Daylilies flower for one or more months during the summer. Though the flowers appear as if they are constantly in bloom, they are actually different flowers every day. Each daylily bud blossoms once for a single day. It fades at the end of the day, but the bloom is quickly replaced with another bud that opens and flowers. Removing the old blooms regularly prevents seed production. Old flower removal prolongs the flowering period and improves the appearance of the daylily plants.
Things You’ll Need
- Check the daylily flower stalks, called scapes, every two to three days during the flowering season. Locate wilted flowers and the green swollen seed pods along each scape.
- Pinch the dead flower or seed pod at its base, where it attaches to the scape. Bend it to the side, snapping it off the scape.
- Cut off the entire scape at its base once all the flower buds along it have finished blooming. Use sharp shears.
- Clean up the foliage when removing the old blooms. Cut off any dead or yellowed leaves from the main plant, shearing them off where they emerge from the base of the plant.
Tips & Warnings
Daylilies yellow and die back to the roots in fall. Cut back the old foliage to ground level only after it dies naturally.
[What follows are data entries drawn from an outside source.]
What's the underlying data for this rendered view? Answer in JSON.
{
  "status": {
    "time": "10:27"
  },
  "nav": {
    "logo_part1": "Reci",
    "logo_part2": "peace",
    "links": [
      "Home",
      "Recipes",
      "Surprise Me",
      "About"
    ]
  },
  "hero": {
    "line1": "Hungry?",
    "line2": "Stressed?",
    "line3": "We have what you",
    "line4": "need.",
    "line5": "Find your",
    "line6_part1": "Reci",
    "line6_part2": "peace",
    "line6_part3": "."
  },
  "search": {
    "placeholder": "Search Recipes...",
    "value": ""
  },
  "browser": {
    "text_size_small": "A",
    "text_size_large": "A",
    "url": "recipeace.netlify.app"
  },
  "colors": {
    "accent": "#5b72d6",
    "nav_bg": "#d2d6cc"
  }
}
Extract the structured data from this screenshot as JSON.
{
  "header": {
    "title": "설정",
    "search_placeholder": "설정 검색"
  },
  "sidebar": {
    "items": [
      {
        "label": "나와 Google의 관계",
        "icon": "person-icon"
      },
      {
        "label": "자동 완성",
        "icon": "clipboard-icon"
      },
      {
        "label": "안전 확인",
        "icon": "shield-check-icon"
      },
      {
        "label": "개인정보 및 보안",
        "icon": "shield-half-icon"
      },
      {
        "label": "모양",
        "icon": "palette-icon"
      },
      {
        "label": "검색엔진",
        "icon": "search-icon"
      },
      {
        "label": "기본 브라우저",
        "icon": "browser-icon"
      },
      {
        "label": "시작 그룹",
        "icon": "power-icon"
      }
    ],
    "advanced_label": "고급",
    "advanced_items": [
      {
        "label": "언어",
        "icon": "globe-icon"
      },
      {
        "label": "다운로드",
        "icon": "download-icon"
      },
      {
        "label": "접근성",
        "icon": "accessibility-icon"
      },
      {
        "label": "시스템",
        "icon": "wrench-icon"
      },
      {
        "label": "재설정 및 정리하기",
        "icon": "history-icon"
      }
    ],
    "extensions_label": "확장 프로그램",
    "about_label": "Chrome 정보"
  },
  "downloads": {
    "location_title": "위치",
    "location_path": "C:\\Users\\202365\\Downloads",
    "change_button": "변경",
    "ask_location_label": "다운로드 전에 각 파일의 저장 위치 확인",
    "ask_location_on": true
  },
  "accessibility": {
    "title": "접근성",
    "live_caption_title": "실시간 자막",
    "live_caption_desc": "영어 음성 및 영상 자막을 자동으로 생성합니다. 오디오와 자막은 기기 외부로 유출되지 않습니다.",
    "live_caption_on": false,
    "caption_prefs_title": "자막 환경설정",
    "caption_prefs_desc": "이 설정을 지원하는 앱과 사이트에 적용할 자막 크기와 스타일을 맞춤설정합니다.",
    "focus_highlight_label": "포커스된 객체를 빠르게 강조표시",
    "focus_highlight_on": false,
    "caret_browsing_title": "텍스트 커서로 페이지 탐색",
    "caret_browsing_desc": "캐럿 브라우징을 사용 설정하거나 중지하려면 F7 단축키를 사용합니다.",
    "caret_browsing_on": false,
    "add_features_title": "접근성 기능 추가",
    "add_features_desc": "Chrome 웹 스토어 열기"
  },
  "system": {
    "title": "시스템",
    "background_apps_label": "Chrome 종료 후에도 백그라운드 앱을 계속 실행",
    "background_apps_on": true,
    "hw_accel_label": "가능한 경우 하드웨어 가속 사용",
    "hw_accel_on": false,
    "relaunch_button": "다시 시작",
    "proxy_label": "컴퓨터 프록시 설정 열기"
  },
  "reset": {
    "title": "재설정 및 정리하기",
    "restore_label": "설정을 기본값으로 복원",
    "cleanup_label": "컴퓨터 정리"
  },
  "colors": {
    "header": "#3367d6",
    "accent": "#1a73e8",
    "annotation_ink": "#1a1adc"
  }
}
Allow some seed pods to develop and dry fully on the plant if you wish to harvest seeds for planting.